Which lines of the records contain the word "this"? Show each of them.

### RECORDED INFORMATION
▬▬▬▬▬▬
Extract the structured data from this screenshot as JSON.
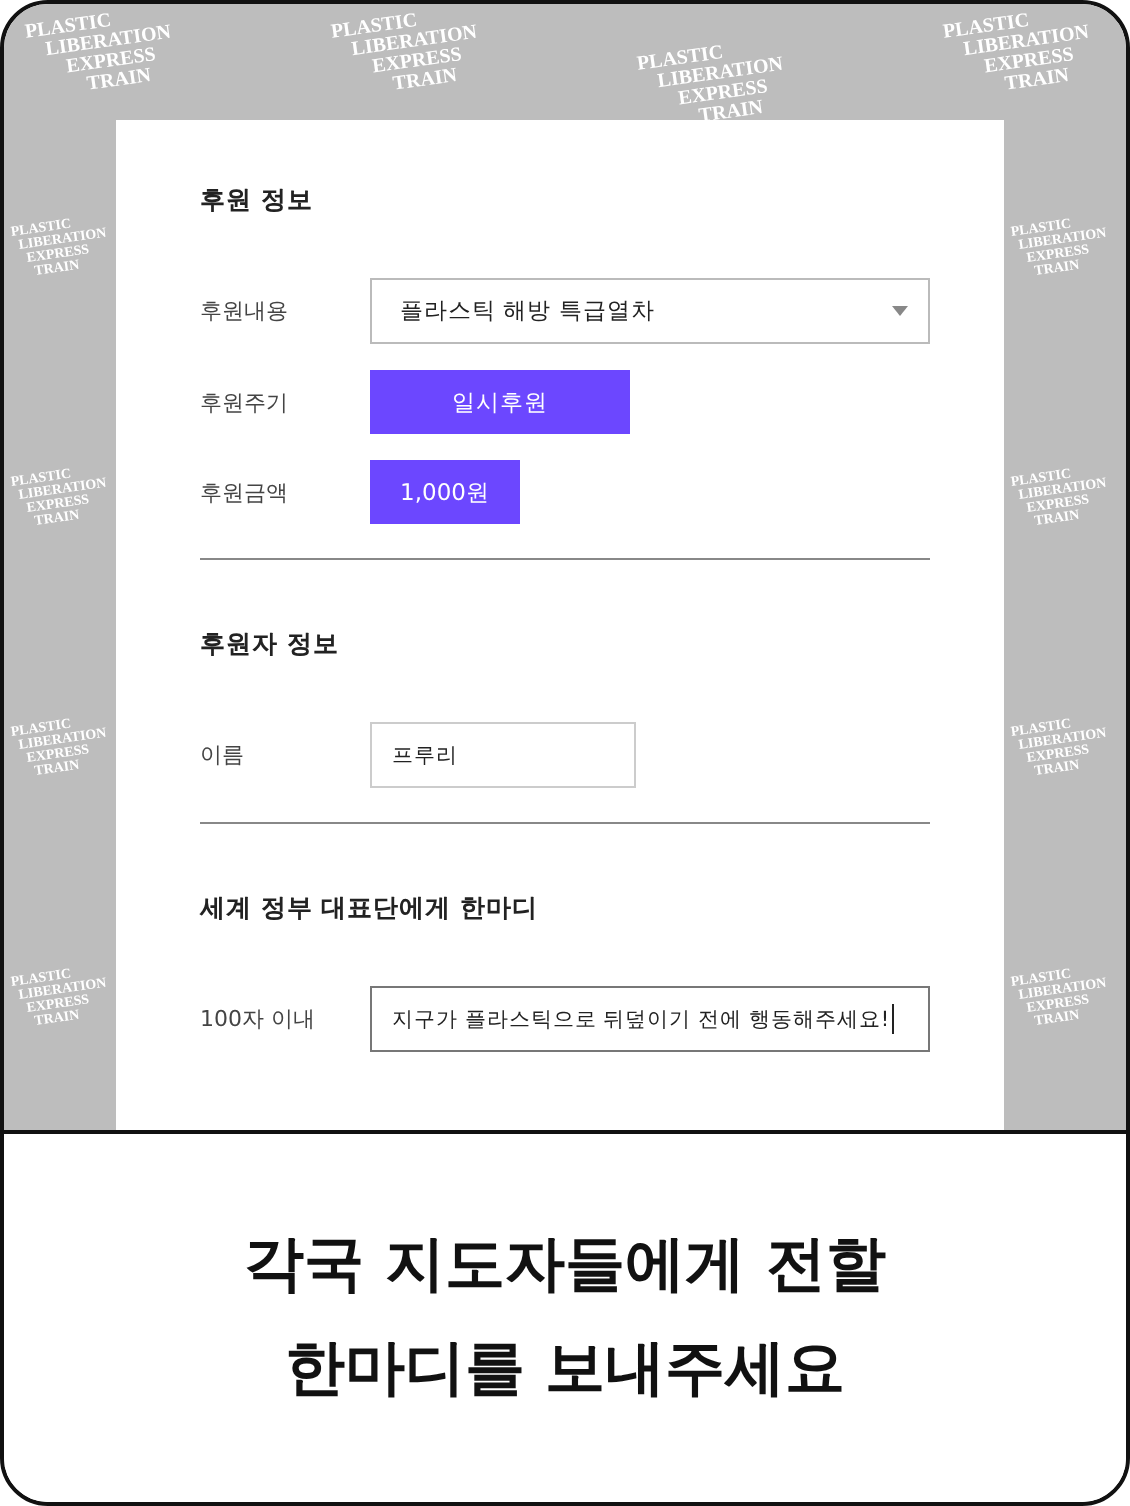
{
  "background_tiles": [
    {
      "lines": [
        "PLASTIC",
        "LIBERATION",
        "EXPRESS",
        "TRAIN"
      ]
    },
    {
      "lines": [
        "PLASTIC",
        "LIBERATION",
        "EXPRESS",
        "TRAIN"
      ]
    },
    {
      "lines": [
        "PLASTIC",
        "LIBERATION",
        "EXPRESS",
        "TRAIN"
      ]
    },
    {
      "lines": [
        "PLASTIC",
        "LIBERATION",
        "EXPRESS",
        "TRAIN"
      ]
    },
    {
      "lines": [
        "PLASTIC",
        "LIBERATION",
        "EXPRESS",
        "TRAIN"
      ]
    },
    {
      "lines": [
        "PLASTIC",
        "LIBERATION",
        "EXPRESS",
        "TRAIN"
      ]
    },
    {
      "lines": [
        "PLASTIC",
        "LIBERATION",
        "EXPRESS",
        "TRAIN"
      ]
    },
    {
      "lines": [
        "PLASTIC",
        "LIBERATION",
        "EXPRESS",
        "TRAIN"
      ]
    },
    {
      "lines": [
        "PLASTIC",
        "LIBERATION",
        "EXPRESS",
        "TRAIN"
      ]
    },
    {
      "lines": [
        "PLASTIC",
        "LIBERATION",
        "EXPRESS",
        "TRAIN"
      ]
    },
    {
      "lines": [
        "PLASTIC",
        "LIBERATION",
        "EXPRESS",
        "TRAIN"
      ]
    },
    {
      "lines": [
        "PLASTIC",
        "LIBERATION",
        "EXPRESS",
        "TRAIN"
      ]
    }
  ],
  "sections": [
    {
      "title": "후원 정보",
      "rows": [
        {
          "kind": "select",
          "label": "후원내용",
          "value": "플라스틱 해방 특급열차"
        },
        {
          "kind": "option",
          "label": "후원주기",
          "value": "일시후원",
          "selected": true,
          "wide": true
        },
        {
          "kind": "option",
          "label": "후원금액",
          "value": "1,000원",
          "selected": true,
          "wide": false
        }
      ]
    },
    {
      "title": "후원자 정보",
      "rows": [
        {
          "kind": "input",
          "label": "이름",
          "value": "프루리",
          "focused": false,
          "wide": false
        }
      ]
    },
    {
      "title": "세계 정부 대표단에게 한마디",
      "rows": [
        {
          "kind": "input",
          "label": "100자 이내",
          "value": "지구가 플라스틱으로 뒤덮이기 전에 행동해주세요!",
          "focused": true,
          "wide": true
        }
      ]
    }
  ],
  "caption": {
    "lines": [
      "각국 지도자들에게 전할",
      "한마디를 보내주세요"
    ]
  }
}
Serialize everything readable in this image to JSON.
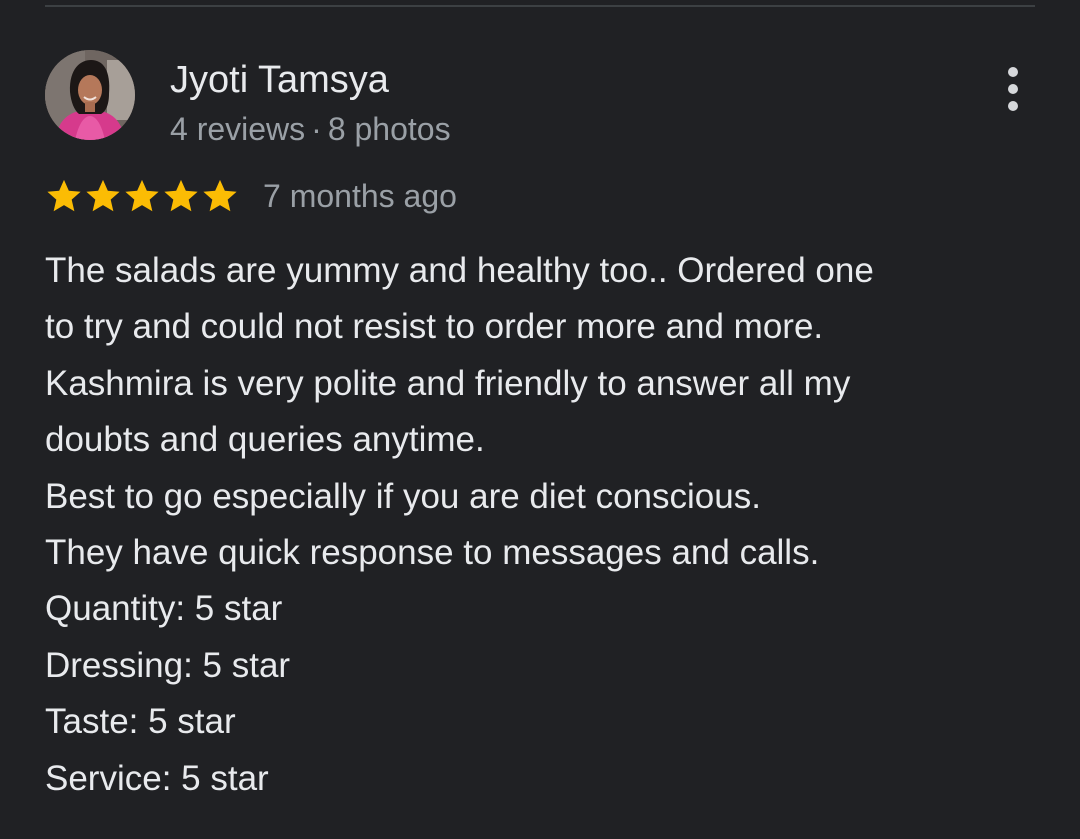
{
  "review": {
    "author": {
      "name": "Jyoti Tamsya",
      "reviews_count": "4 reviews",
      "separator": "·",
      "photos_count": "8 photos",
      "avatar_icon": "user-avatar-photo"
    },
    "rating": {
      "stars": 5,
      "max_stars": 5,
      "star_color": "#fbbc04"
    },
    "date": "7 months ago",
    "body_lines": [
      "The salads are yummy and healthy too.. Ordered one",
      "to try and could not resist to order more and more.",
      "Kashmira is very polite and friendly to answer all my",
      "doubts and queries anytime.",
      "Best to go especially if you are diet conscious.",
      "They have quick response to messages and calls.",
      "Quantity: 5 star",
      "Dressing: 5 star",
      "Taste: 5 star",
      "Service: 5 star"
    ],
    "more_icon": "more-vertical-icon"
  },
  "colors": {
    "background": "#202124",
    "text_primary": "#e8eaed",
    "text_secondary": "#9aa0a6",
    "divider": "#3c4043"
  }
}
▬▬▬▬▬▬
### ANSWER FOR THE TASK
Extract the structured data from this screenshot as JSON.
Serialize everything readable in this image to JSON.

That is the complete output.